On hearing her speak they were overjoyed. Their hands parted; beyond this they had no desires. The improvement in the child’s condition was to them satisfaction and peace.
“Are you feeling better, my darling?” asked Helene, when she saw her stirring.
Jeanne made no immediate reply, and when she spoke it was dreamingly.
“Oh, yes! I don’t feel anything now. But I can hear you, and that pleases me.”
After the lapse of a moment, she opened her eyes with an effort and looked at them. Then an angelic smile crossed her face, and her eyelids dropped once more.
On the morrow, when the Abbe and Monsieur Rambaud made their appearance, Helene gave way to a shrug of impatience. They were now a disturbing element in her happy nest. As they went on questioning her, shaking with fear lest they might receive bad tidings, she had the cruelty to reply that Jeanne was no better. She spoke without consideration, driven to this strait by the selfish desire of treasuring for herself and Henri the bliss of having rescued Jeanne from death, and of alone knowing this to be so. What was their reason for seeking a share in her happiness? It belonged to Henri and herself, and had it been known to another would have seemed to her impaired in value. To her imagination it would have been as though a stranger were participating in her love.
The priest, however, approached the bed.
“Jeanne, ’tis we, your old friends. Don’t you know us?”
She nodded gravely to them in recognition, but she was unwilling to speak to them; she was in a thoughtful mood, and she cast a look full of meaning on her mother. The two poor men went away more heartbroken than on any previous evening.

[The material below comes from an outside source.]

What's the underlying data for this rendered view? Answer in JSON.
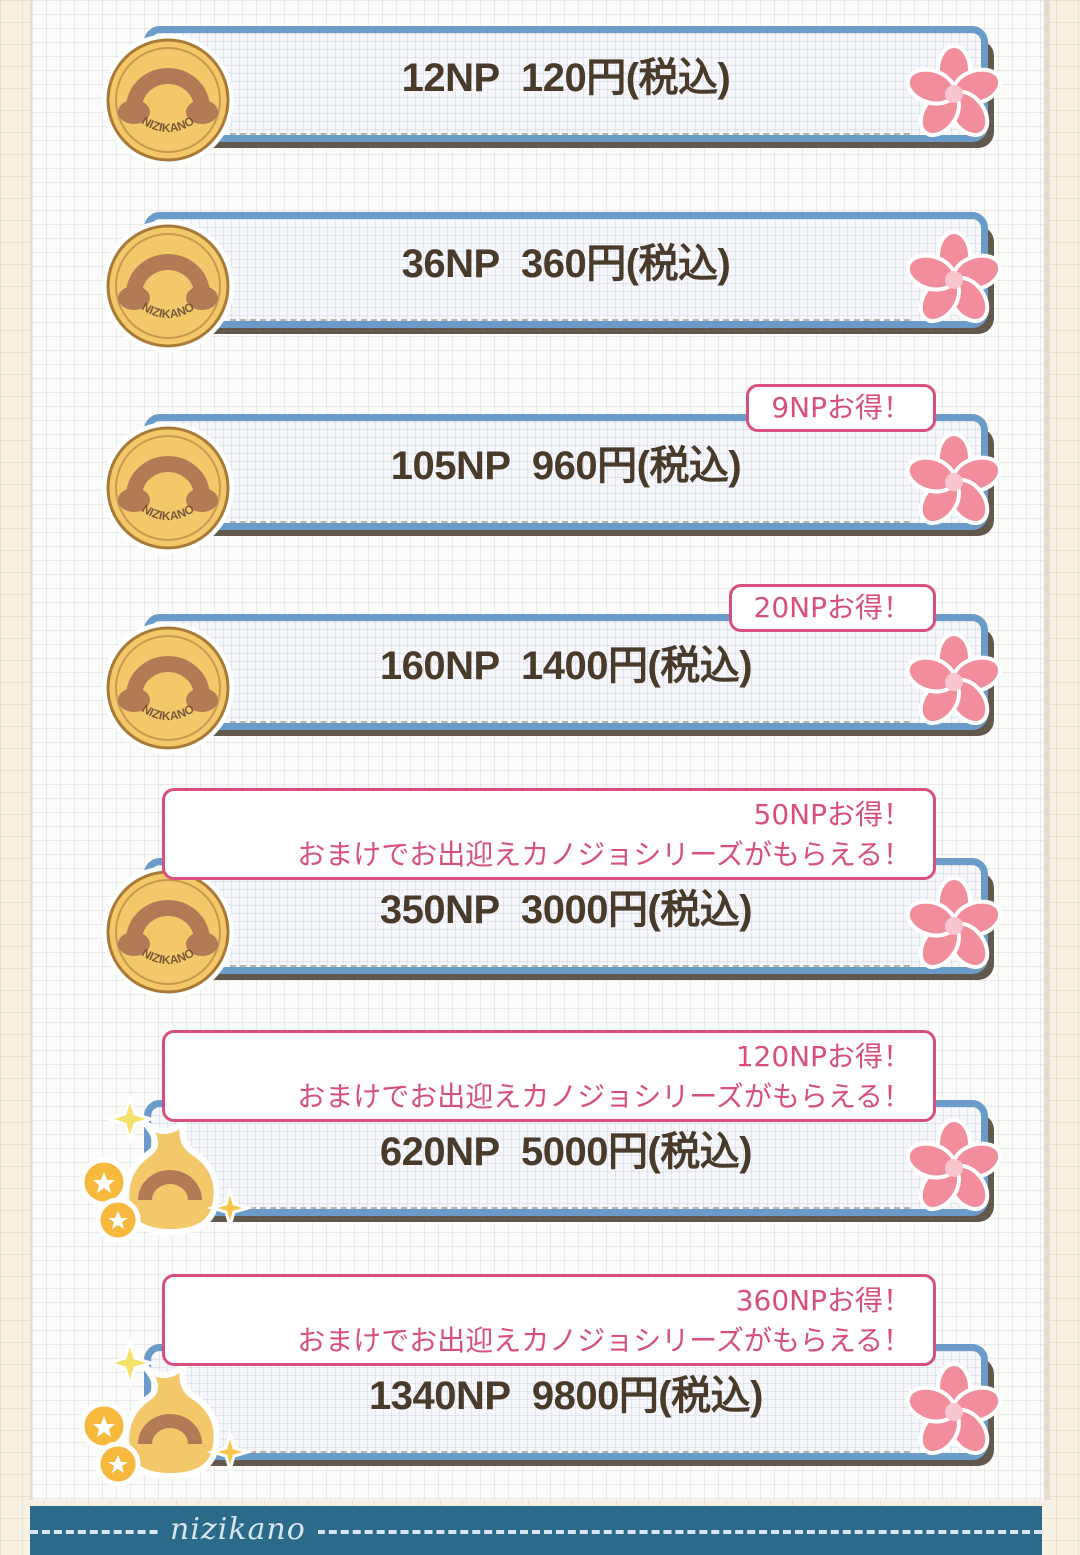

Three days later Henri allowed his patient her first boiled egg. It was a matter of the highest importance. Jeanne’s mind was made up to eat it with none present but her mother and the doctor, and the door must be closed. As it happened, Monsieur Rambaud was present at the moment; and when Helene began to spread a napkin, by way of tablecloth, on the bed, the child whispered in her ear: “Wait a moment — when he has gone.”
And as soon as he had left them she burst out: “Now, quick! quick! It’s far nicer when there’s nobody but ourselves.”
Helene lifted her to a sitting posture, while Henri placed two pillows behind her to prop her up; and then, with the napkin spread before her and a plate on her knees, Jeanne waited, smiling.
“Shall I break the shell for you?” asked her mother.
“Yes, do, mamma.”
“And I will cut you three little bits of bread,” added the doctor.
“Oh! four; you’ll see if I don’t eat four.”
It was now the doctor’s turn to be addressed endearingly. When he gave her the first slice, she gripped his hand, and as she still clasped her mother’s, she rained kisses on both with the same passionate tenderness.
“Come, come; you will have to be good,” entreated Helene, who observed that she was ready to burst into tears; “you must please us by eating your egg.”
At this Jeanne ventured to begin; but her frame was so enfeebled that with the second sippet of bread she declared herself wearied. As she swallowed each mouthful, she would say, with a smile, that her teeth were tender. Henri encouraged her, while Helene’s eyes were brimful of tears. Heaven! she saw her child eating! She watched the bread disappear, and the gradual consumption of this first egg thrilled her to the heart. To picture Jeanne stretched dead beneath the sheets was a vision of mortal terror; but now she was eating, and eating so prettily, with all an invalid’s characteristic dawdling and hesitancy!
“You won’t be angry, mamma? I’m doing my best. Why, I’m at my third bit of bread! Are you pleased?”
“Yes, my darling, quite pleased. Oh! you don’t know all the joy the sight gives me!”
And then, in the happiness with which she overflowed, Helene forgetfully leaned against Henri’s shoulder. Both laughed gleefully at the child, but over her face there suddenly crept a sullen flush; she gazed at them stealthily, and drooped her head, and refused to eat any more, her features glooming the while with distrust and anger. At last they had to lay her back in bed again.
Last updated Monday, December 22, 2014 at 10:56